However, everyone should be mindful of sun exposure. Energy from the sun through ultraviolet radiation can cause sunburn. It’s important to keep the largest organ of the body, the skin, healthy and safe. Always wear sunscreen (even on cloudy days!), hats, sunglasses, and other clothing to protect your skin. So before you head out the door, put on some sunscreen and gear up for fun with the sun!


Sun prints help kids understand the power of the waves of light that come from the sun, ultraviolet (UV) rays. As an added bonus, kids get beautiful art when the experiment is complete. 

For this activity, use colored construction paper for results within a few hours. Note that darker colored construction paper will have more dramatic results. 

Make sure that the sun exposure won’t be interrupted by the shadows due to the sun’s movement during the day. Cloudy or partly cloudy days are OK! If clouds are in the forecast, just leave the paper outside longer. 

Have each child choose their paper, and find a flat, sunny spot outside. Tell kids to use buttons, BINGO chips, coins, dice, plastic learning counters, etc., to make designs and patterns on the paper. Or, kids can create abstract art with natural items such as flowers, leaves, grass, shells, and/or sticks. Make sure any flowers or plants children want to pick are safe to use. Help children flatten leaves and petals beforehand if needed.  

Help children keep the artwork and paper secure by placing plastic wrap over the paper and weighing it down with rocks on each corner, or placing a small rock on each object. After 2-3 (or more) hours in the sun, children should carefully remove the items and admire the results of the paper’s exposure to the sun. 

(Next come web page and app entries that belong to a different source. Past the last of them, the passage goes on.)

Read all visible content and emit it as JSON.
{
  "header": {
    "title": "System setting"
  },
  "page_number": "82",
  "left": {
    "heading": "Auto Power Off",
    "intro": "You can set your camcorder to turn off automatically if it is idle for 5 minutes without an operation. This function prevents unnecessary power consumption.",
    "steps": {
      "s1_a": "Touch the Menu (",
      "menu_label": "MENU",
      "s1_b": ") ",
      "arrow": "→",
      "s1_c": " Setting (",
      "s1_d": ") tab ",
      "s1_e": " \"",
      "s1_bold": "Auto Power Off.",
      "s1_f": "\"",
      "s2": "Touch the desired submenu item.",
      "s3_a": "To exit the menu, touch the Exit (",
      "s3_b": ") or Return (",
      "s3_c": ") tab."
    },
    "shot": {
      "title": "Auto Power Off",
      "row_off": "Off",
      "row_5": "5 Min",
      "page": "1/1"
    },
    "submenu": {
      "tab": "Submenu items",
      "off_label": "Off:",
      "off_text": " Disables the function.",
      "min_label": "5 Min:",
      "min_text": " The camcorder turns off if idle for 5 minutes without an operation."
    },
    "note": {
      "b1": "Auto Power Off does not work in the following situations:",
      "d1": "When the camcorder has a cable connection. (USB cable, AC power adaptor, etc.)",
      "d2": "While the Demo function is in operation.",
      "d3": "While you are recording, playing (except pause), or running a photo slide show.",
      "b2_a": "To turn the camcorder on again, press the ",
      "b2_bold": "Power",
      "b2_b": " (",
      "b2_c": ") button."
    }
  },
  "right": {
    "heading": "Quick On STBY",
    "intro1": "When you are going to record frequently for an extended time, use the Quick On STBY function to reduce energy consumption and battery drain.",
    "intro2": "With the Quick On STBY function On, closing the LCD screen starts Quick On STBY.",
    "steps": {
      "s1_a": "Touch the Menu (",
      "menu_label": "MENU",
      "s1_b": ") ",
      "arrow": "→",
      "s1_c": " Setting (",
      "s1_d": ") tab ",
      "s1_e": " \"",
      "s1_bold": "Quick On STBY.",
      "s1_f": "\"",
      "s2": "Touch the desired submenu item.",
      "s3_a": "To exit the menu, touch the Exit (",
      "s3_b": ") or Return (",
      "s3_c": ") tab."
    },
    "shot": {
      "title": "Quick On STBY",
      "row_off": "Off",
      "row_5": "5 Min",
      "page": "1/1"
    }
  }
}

This stackable shadows experiment is an interactive way to take indoor toys outside. When the sun is shining brightly, bring wooden blocks, building bricks, and other stackable items outside to create towers on cement surfaces such as sidewalks. 

Tell children to get creative with the shapes and sizes, and create as many towers as they would like. Ask kids to predict what kind of shadows the towers will make. Long? Short? Wide? Skinny? Have them rearrange their towers to adjust the shadow if desired.  

After the towers are complete, provide sidewalk chalk for children to trace the shadow. As the day passes, kids should trace the tower’s shadow in different chalk colors as the shadow changes with the sun’s movement over time. 


Melting items in the sun is a great way to learn about the strength of the heat from the sun’s rays. On hot and sunny days, this experiment works especially well because certain items may melt quickly, giving speedy results to eager scientists. 

A tidy way to conduct the experiment is to use a 12-cup muffin tin so the items stay put once they begin to melt. Have pot holders available to handle the metal pan at the end of the experiment because it may be hot to the touch. 

Materials to melt may include edible and inedible items you may already have on hand. Edible items may include: butter, caramel or other soft candy, cheese cubes, chocolate, ice cream, crackers, fruit snacks, ice, marshmallows, uncooked pasta, etc. Inedible items may include: blocks, crayons, erasers, marbles, paper clips, plastic toys, soap, tealight candles, etc. Get the kids involved, and ask what they would like to try!

If needed, help children fill each of the 12 cups with an item. Ask children what they think will melt, what will melt the fastest, what will melt the slowest, etc. Create a chart to record their hypotheses, whether the items melted, and how long it took for each item to begin to melt. Allow older children to help you use a stopwatch app or a clock to record the time it takes for each item to melt. 

After the experiment is over, talk about the results with the children to help them learn from the observations. Did the items that melted match their hypotheses? 

These sun science experiments are sure to keep kids actively learning outside this summer! To keep students engaged in kinesthetic learning experiences all year long, check out Walkabouts! Bring movement-based learning to your homes and classrooms with Walkabouts’ web-based lessons for pre-K to 2nd grade students that integrate movement-rich activities with math, language arts, and reading.